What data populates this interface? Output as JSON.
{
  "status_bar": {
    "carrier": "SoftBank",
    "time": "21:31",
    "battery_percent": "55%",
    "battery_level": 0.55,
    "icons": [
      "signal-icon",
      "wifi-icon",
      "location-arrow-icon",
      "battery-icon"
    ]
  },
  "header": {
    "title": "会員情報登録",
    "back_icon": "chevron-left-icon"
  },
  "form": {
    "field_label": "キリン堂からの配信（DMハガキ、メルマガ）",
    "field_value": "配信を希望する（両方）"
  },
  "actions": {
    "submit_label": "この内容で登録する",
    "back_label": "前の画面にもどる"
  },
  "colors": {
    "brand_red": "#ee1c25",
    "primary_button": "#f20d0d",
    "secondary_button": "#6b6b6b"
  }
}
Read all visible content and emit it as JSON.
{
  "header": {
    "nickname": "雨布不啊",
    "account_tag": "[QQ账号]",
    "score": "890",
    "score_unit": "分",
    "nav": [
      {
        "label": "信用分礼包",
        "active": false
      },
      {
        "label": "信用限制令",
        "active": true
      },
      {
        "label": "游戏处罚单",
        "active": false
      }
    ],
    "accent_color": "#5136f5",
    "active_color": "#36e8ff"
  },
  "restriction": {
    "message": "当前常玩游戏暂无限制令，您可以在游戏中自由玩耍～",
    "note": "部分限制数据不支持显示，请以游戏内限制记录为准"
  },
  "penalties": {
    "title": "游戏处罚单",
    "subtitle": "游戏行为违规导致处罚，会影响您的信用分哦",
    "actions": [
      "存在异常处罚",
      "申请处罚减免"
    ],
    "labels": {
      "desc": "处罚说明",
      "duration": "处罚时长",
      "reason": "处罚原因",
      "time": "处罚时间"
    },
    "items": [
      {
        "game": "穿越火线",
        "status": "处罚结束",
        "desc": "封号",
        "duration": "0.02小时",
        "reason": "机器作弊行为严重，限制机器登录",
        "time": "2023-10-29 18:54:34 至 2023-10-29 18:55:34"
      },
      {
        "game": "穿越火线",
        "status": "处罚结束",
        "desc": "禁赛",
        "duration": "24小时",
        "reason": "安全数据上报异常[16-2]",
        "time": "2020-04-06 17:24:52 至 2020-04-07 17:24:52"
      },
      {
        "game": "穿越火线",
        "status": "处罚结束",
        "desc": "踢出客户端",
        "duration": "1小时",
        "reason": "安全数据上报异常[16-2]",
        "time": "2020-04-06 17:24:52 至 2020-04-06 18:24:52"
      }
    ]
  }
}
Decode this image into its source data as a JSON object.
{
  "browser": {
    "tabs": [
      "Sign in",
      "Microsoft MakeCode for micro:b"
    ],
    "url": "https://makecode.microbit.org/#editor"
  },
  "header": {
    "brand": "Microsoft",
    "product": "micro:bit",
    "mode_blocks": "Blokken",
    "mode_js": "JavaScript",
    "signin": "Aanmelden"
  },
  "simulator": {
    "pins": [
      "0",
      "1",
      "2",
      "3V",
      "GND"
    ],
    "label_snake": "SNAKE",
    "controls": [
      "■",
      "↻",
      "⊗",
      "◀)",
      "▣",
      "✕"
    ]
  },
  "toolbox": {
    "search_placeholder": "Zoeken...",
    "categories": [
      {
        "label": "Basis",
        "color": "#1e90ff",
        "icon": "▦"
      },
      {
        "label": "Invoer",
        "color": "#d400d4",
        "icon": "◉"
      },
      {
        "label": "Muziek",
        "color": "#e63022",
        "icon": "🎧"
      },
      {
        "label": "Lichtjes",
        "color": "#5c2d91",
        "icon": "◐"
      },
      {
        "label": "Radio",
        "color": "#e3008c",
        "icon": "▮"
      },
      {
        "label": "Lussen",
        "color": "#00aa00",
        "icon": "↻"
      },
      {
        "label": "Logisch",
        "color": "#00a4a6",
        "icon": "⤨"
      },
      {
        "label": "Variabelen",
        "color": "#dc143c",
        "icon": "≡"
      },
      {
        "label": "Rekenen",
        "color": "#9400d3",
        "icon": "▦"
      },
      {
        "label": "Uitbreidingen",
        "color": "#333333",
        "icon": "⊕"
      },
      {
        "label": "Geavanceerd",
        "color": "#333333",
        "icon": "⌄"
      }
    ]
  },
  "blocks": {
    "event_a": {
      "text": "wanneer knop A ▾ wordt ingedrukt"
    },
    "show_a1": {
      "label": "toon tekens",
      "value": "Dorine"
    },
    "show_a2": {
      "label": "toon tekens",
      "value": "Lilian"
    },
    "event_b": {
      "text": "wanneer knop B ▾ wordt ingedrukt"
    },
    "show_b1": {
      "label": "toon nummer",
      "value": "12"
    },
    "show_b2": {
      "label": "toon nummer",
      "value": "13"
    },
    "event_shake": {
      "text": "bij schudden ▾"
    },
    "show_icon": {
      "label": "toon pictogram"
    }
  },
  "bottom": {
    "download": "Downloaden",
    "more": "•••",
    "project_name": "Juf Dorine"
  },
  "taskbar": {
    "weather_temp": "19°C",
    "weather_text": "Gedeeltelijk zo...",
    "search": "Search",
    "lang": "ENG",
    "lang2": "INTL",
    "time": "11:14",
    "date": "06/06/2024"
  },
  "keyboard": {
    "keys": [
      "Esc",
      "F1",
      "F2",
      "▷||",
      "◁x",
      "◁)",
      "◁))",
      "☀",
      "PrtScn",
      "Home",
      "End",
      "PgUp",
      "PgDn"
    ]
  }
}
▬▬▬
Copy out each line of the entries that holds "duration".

Answer box:
      "duration": "处罚时长",
        "duration": "0.02小时",
        "duration": "24小时",
        "duration": "1小时",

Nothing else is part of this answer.